In identifying and testing highest and best use, special considerations are required to address the following situations:ySingle usesyLegally nonconforming usesyInterim uses (including land held for investment purposes)yUses that are not the highest and best useyMultiple usesySpecial-purpose usesSingle Uses The highest and best uses of land as though vacant and property as improved are often consistent with surrounding uses. For example, in an industrial district, a single-unit home would usually stand out as an inconsistent – and inappropriate – land use. Sometimes, however, a property's highest and best use may be unusual or even unique. For example, market demand may be adequate to support one large, multi-storey office building in a community, but the market may not support more than one.
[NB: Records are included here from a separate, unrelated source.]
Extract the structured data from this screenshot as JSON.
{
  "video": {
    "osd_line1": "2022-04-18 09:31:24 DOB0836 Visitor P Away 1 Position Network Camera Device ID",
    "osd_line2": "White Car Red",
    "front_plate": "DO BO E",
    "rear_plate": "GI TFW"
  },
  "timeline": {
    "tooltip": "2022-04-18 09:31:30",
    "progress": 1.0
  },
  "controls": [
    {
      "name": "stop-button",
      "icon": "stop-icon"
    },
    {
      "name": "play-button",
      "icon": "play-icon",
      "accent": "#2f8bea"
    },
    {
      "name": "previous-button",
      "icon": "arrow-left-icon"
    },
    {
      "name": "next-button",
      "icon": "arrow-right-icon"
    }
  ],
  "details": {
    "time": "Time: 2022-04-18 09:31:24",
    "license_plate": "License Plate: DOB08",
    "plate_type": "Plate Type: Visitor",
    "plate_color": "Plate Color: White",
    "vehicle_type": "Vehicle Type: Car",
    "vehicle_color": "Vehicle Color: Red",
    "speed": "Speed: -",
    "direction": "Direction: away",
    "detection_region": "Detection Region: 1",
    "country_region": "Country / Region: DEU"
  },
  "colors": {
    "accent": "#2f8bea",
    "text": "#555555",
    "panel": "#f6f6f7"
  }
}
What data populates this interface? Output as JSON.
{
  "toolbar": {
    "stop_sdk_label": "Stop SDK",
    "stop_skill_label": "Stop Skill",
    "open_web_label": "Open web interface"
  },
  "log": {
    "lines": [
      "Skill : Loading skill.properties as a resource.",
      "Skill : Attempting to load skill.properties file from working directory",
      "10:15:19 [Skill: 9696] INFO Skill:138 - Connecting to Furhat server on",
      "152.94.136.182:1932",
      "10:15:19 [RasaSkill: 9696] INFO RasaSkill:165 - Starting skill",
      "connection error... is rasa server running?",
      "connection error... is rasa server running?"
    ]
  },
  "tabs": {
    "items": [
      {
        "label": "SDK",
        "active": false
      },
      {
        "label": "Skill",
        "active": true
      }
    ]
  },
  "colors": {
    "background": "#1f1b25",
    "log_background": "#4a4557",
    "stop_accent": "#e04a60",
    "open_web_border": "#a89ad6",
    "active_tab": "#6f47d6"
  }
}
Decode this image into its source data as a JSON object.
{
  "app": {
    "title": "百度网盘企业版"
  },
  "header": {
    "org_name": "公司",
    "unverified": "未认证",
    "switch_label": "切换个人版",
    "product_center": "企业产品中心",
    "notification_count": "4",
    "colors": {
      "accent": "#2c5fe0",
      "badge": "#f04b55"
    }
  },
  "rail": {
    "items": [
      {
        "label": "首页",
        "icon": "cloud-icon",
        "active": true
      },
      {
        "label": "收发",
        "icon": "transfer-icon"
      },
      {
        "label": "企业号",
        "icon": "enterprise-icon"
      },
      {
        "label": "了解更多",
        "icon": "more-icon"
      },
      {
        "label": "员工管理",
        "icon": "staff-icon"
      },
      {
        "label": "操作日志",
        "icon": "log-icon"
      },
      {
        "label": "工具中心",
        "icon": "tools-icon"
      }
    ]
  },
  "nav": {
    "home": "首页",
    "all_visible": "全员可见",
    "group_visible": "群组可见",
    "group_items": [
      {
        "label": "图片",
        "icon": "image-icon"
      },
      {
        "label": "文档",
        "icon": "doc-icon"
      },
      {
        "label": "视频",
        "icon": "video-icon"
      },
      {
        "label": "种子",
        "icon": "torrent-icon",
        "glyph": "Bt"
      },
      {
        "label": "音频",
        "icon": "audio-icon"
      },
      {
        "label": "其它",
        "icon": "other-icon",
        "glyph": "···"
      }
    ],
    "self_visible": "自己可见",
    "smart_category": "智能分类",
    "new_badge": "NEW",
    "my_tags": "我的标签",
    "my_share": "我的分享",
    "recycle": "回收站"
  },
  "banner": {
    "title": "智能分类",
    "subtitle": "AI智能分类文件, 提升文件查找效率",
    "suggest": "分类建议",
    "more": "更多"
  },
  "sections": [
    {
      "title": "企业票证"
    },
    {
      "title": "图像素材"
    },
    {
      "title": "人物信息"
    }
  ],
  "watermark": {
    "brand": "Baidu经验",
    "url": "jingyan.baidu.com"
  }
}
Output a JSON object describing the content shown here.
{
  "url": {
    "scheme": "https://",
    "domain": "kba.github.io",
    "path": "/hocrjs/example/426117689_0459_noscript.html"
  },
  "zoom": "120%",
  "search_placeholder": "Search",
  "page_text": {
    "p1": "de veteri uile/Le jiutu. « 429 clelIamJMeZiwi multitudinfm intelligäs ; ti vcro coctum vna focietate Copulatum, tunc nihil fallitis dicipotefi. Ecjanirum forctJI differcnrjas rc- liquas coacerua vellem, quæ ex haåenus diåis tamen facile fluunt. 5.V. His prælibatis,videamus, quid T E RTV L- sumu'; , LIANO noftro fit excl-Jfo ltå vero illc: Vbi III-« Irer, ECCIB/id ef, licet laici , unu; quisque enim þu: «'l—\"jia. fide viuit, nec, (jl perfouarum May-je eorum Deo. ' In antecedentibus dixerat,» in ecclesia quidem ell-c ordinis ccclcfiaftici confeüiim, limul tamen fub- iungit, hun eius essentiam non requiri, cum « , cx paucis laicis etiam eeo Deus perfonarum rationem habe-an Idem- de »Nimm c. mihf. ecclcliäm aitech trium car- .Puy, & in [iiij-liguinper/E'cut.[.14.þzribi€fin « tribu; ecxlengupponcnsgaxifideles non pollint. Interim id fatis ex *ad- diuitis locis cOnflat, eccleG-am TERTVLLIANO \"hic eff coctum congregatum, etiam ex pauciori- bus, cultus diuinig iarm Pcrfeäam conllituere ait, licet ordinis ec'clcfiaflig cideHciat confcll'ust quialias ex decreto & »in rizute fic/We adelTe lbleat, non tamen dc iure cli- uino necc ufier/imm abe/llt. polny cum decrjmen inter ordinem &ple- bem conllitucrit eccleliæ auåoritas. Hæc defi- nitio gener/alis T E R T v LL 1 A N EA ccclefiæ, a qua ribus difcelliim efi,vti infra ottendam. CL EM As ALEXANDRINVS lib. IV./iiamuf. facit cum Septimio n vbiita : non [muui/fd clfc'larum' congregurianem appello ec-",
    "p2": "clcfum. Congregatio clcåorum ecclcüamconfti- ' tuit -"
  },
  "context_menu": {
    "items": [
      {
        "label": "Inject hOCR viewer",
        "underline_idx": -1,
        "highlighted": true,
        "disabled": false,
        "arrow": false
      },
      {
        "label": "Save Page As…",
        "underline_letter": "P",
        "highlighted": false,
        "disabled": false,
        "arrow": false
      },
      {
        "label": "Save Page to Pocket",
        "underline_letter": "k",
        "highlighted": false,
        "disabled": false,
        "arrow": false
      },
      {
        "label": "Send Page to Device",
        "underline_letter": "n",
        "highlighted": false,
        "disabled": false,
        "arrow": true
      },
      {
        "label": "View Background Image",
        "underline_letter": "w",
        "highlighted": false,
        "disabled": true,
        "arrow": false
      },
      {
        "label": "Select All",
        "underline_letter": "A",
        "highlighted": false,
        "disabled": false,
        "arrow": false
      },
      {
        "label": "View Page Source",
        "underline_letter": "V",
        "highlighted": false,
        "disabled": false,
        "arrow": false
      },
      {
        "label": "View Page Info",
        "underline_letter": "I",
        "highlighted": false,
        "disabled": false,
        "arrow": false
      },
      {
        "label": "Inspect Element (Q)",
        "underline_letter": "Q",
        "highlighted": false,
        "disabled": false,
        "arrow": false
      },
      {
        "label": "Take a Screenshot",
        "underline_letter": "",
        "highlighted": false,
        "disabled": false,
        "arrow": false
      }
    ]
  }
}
As another example, a limited-market or special-use property such as a specialized industrial facility may be unique and highly beneficial to its site, but it might not be supported by surrounding land uses or comparable properties. Regardless of what improvement is currently on a site, the highest and best use of the site as though vacant should be the land use that meets all four tests. Therefore, the ideal improve-ment might be significantly different than the existing improvements, and the highest and best use of the site as though vacant for a single-use property might be to develop it differently than it is currently developed.If an existing single-use property is being appraised, the appraiser should perform some level of market analysis to determine whether the single use should be continued or discontinued. If the analysis reveals that the single use should be discontinued, the appraiser should then ask what, if anything, should be done with the improvements? If the improvements do not contribute to value and the assign-ment involves an opinion of market value, then the highest and best use would probably be something other than maintaining the existing use. Also, the improve-ments might contribute to value but still not qualify as the highest and best use because modification of the existing improvements would create a higher value. For a proposed single-use property, the appraiser should carefully analyze the market to determine whether any other such properties already exist and, if so, if the market demand is strong enough to support another.Single uses, interim uses, legally nonconforming uses, uses that are not the highest and best use, multiple uses, and special-purpose uses all require special consideration.single useA special case of highest and best use; a unique or special-purpose land use that may not be consistent with surrounding uses.
12.14The Appraisal of Real Estate – Third Canadian EditionLegally Nonconforming UsesA legally nonconforming use is a use that was lawfully established and maintained but no longer conforms to the land use regulations of the zone in which it is located.